Specimen processing, disaggregation, and concentration, drug panel selection, drug concentrations, cell incubation environments, cell exposure times, assay take-down and slide preparation, data analysis, and assay reporting are all performed precisely and with uncompromising attention to detail. 

Each patient receives the benefit of parallel testing in 3 to 5 separate cytometric profiling technologies for greater test accuracy.  All laboratory results are benchmarked though statistical analysis involving the most well-characterized cytometric cancer profiling database in existence. 

Dr. Weisenthal personally examines and interprets each microscope slide, analyzes and calculates all test data, and recommends the personalized treatment plan which offers each patient the highest probability for success.  Typically, he devotes over eight hours to each patient’s cytometric profiling analysis. 

In a new era of personalized medicine, cytometric profiling is a superior approach.  Nobody performs it more comprehensively, more personally, and with greater experience and expertise than Dr. Weisenthal.   

Friendly, Straightfoward Answers to All Your Questions
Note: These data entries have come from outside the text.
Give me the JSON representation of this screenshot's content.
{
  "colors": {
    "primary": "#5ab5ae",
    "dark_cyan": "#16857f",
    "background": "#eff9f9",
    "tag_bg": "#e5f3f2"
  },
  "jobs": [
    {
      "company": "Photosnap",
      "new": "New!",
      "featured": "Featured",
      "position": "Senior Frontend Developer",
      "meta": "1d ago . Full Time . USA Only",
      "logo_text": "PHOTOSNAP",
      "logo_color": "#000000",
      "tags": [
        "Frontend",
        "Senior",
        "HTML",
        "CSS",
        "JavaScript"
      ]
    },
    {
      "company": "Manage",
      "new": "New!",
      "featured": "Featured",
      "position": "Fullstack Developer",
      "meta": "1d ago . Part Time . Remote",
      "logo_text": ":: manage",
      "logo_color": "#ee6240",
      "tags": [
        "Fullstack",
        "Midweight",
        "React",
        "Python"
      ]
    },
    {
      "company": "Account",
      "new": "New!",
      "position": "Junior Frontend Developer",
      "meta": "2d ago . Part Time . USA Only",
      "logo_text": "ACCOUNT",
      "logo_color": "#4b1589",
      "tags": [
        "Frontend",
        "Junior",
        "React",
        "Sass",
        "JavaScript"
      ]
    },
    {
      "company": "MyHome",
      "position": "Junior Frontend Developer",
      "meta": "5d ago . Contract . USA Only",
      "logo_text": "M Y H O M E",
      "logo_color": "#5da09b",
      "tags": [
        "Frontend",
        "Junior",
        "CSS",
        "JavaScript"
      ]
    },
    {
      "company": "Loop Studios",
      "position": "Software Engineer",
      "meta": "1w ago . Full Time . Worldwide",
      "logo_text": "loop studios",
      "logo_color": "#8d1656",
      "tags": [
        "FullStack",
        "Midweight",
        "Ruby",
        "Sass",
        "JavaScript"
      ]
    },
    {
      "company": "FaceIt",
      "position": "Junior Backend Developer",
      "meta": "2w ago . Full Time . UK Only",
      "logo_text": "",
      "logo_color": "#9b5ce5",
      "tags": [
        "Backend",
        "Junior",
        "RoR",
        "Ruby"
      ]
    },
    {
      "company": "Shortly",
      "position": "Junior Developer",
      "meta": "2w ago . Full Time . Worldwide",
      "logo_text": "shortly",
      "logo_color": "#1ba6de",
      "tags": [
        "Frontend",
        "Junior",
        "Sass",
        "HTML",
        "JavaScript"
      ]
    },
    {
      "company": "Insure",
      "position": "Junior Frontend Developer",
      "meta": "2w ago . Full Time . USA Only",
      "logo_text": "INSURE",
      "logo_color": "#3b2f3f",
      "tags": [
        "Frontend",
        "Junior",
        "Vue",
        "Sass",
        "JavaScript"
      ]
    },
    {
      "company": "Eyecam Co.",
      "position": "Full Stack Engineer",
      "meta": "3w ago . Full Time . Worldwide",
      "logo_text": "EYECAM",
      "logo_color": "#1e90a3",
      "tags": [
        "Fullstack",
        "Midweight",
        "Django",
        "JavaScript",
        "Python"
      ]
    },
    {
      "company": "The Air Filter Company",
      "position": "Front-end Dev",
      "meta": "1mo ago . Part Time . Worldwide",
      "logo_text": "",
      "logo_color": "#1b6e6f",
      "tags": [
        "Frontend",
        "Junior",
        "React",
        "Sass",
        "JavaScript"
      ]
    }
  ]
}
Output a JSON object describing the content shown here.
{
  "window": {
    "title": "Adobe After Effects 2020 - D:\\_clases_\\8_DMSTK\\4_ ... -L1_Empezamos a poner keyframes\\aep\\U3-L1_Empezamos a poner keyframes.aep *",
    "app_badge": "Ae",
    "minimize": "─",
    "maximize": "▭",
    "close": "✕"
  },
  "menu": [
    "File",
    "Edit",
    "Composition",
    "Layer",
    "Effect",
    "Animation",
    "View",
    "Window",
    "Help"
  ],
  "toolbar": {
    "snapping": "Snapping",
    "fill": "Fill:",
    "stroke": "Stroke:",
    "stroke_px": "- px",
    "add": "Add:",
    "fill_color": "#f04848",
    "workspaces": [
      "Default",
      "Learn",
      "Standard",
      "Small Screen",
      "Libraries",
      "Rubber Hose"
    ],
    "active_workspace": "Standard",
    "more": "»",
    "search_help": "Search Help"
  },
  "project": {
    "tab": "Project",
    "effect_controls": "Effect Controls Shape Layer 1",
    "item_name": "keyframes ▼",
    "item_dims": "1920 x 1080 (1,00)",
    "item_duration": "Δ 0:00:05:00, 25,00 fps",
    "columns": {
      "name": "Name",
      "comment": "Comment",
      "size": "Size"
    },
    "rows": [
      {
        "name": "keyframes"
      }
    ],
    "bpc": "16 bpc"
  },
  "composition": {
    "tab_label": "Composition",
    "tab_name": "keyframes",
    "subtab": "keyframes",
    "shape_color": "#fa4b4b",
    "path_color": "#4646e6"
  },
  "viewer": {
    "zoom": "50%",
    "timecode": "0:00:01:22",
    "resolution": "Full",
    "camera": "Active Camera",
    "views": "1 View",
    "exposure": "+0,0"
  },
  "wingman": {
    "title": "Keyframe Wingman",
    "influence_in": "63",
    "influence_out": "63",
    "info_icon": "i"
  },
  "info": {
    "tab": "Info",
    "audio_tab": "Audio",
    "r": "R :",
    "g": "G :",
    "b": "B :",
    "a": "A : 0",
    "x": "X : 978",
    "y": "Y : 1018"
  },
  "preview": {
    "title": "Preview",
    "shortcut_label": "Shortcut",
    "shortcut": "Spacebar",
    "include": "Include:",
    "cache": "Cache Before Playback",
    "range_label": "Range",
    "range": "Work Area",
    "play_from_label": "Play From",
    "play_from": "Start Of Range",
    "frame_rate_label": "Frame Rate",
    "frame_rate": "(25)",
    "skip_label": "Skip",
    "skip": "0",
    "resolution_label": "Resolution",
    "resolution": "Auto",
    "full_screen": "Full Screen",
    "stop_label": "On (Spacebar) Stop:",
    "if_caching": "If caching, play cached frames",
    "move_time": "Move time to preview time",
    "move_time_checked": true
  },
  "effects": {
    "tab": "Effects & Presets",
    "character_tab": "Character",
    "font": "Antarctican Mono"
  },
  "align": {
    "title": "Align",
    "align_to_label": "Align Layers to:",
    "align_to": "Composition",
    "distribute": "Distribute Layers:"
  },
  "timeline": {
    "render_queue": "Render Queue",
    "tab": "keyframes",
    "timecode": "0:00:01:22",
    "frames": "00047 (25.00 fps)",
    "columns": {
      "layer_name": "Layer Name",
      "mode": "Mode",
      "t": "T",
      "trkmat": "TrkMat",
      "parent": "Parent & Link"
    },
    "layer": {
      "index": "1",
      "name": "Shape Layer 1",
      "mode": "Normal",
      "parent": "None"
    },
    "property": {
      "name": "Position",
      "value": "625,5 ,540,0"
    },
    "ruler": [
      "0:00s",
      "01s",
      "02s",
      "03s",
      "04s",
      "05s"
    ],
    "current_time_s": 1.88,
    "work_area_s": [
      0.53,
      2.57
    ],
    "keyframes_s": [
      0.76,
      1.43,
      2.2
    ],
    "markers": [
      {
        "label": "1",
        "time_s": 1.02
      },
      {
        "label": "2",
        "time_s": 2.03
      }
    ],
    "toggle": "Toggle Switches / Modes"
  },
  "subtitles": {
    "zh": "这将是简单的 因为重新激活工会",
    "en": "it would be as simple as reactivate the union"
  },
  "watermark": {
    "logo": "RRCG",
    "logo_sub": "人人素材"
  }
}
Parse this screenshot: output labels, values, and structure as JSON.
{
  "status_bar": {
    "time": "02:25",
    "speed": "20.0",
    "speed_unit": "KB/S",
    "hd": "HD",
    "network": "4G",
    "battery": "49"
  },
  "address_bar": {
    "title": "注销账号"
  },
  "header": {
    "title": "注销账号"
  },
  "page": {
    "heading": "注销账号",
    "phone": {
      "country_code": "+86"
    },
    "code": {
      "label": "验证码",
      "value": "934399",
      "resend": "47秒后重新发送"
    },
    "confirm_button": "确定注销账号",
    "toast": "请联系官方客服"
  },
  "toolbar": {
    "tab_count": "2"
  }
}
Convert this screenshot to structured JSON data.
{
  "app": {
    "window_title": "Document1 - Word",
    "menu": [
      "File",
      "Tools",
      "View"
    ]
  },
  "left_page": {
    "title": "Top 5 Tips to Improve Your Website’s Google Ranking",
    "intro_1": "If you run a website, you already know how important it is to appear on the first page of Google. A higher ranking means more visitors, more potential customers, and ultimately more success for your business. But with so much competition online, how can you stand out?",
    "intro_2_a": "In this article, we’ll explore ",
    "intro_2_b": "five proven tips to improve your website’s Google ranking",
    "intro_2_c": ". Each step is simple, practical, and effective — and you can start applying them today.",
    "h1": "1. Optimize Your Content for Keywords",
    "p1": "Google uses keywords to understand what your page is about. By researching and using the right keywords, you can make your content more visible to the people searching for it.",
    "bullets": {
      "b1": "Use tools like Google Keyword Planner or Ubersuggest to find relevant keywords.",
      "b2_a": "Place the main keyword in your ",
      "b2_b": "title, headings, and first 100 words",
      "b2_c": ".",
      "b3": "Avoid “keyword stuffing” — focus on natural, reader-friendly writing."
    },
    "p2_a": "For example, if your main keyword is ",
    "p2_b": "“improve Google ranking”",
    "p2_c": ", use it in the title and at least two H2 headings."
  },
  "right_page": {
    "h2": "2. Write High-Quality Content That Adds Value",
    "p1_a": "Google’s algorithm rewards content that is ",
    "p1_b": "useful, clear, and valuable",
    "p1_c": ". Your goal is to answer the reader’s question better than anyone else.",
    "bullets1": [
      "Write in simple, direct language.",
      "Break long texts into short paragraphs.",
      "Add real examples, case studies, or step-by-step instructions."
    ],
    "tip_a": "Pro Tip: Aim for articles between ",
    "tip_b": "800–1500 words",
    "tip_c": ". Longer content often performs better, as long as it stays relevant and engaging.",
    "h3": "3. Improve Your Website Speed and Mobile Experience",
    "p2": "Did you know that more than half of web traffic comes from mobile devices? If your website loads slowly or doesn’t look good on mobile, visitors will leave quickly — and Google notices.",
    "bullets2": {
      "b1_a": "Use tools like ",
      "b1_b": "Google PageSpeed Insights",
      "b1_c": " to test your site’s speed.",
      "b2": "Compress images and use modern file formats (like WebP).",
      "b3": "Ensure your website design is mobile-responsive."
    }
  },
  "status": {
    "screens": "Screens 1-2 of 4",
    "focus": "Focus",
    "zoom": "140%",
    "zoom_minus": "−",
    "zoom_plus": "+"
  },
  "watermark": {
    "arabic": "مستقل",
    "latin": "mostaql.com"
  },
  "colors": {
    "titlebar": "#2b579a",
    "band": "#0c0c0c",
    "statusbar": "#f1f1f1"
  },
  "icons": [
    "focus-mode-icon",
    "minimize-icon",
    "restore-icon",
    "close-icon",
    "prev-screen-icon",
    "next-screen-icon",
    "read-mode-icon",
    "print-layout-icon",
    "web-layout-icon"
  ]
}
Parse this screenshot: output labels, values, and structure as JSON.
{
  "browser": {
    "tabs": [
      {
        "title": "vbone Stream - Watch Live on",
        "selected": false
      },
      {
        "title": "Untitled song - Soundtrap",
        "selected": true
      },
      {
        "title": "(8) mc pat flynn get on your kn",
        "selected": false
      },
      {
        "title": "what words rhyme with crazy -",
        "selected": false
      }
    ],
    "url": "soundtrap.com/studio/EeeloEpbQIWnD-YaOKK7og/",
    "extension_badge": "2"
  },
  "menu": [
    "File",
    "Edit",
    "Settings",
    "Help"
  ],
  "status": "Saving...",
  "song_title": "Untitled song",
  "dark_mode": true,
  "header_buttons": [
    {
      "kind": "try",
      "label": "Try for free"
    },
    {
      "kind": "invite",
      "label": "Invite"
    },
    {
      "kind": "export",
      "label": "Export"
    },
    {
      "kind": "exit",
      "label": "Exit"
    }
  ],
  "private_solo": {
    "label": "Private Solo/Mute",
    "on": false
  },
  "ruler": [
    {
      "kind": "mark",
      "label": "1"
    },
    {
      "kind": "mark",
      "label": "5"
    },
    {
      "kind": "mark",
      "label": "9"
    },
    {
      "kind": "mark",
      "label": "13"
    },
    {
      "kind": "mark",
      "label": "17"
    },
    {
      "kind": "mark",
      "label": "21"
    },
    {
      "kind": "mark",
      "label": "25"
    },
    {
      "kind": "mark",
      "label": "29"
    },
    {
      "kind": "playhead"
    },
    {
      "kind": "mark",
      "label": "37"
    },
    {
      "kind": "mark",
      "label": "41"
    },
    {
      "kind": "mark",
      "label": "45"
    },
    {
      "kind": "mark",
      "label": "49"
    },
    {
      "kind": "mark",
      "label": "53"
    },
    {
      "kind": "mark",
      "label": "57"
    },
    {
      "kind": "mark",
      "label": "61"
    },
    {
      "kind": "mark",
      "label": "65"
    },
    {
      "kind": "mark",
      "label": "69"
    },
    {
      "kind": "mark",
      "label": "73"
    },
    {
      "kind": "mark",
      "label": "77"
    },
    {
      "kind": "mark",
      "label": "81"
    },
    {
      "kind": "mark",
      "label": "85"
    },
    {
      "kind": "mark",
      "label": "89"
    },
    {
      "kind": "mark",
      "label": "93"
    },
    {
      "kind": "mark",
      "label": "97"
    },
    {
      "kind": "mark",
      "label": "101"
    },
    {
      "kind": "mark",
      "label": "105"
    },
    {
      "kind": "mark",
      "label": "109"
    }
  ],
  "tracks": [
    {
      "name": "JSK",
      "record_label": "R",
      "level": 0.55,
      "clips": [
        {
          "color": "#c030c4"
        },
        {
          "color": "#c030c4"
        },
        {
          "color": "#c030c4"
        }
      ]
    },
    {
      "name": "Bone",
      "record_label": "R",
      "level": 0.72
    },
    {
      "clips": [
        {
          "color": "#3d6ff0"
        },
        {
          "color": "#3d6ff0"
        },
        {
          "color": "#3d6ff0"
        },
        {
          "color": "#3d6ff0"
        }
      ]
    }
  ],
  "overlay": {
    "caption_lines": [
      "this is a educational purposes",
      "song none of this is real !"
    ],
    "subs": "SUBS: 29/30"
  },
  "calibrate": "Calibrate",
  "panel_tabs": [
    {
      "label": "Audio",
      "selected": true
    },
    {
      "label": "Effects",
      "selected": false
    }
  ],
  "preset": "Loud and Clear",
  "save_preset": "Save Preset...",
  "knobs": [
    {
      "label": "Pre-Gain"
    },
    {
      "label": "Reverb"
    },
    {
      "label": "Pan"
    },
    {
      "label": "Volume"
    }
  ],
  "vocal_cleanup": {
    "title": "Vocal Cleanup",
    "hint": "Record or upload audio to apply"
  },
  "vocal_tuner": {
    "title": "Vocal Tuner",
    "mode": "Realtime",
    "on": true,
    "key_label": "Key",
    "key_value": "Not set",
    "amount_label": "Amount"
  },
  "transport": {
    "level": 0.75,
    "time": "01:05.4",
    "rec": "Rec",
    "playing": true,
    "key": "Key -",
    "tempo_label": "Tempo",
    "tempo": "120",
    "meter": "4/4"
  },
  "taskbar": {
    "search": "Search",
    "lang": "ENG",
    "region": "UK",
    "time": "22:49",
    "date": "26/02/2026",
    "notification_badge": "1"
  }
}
To learn more, please phone our laboratory for a no-obligation discussion with Connie Rueff, M.T., Laboratory Manager.  All callers are accorded patience, compassion, and complete confidentiality.  (714) 596-2100.     

          

This website is owned and administered solely by the Weisenthal Cancer Group, which provides a laboratory testing method called Personalized Cytometric Cancer Profiling.  Weisenthal Cancer Group accepts no financial support from any drug company, medical equipment manufacturer, insurance carrier, professional organization, or hospital group.  We do not administer treatments nor do we derive any benefit, financial or otherwise, from recommending any specific treatment.  Our treatment recommendations are free from outside influence, obligation, research interest, or institutional bias. 


 



Have you heard about gene testing?   It is another approach to personalized medicine but very different from what we do and not nearly as effective.  Read what NPR (National Public Radio) reported on the topic.

Excerpt:  "At Hopkins, the genomic tests usually don't offer any suggestion for treatment. Only about one quarter of patients at Hopkins are steered toward particular drugs or toward ongoing clinical trials. Other top medical centers find they can identify potential treatments only about 10 percent of the time.

So far there's only been one randomized study of this approach to precision cancer care — and it did not show a survival advantage for people who went through all this genetic testing."


Read the full article here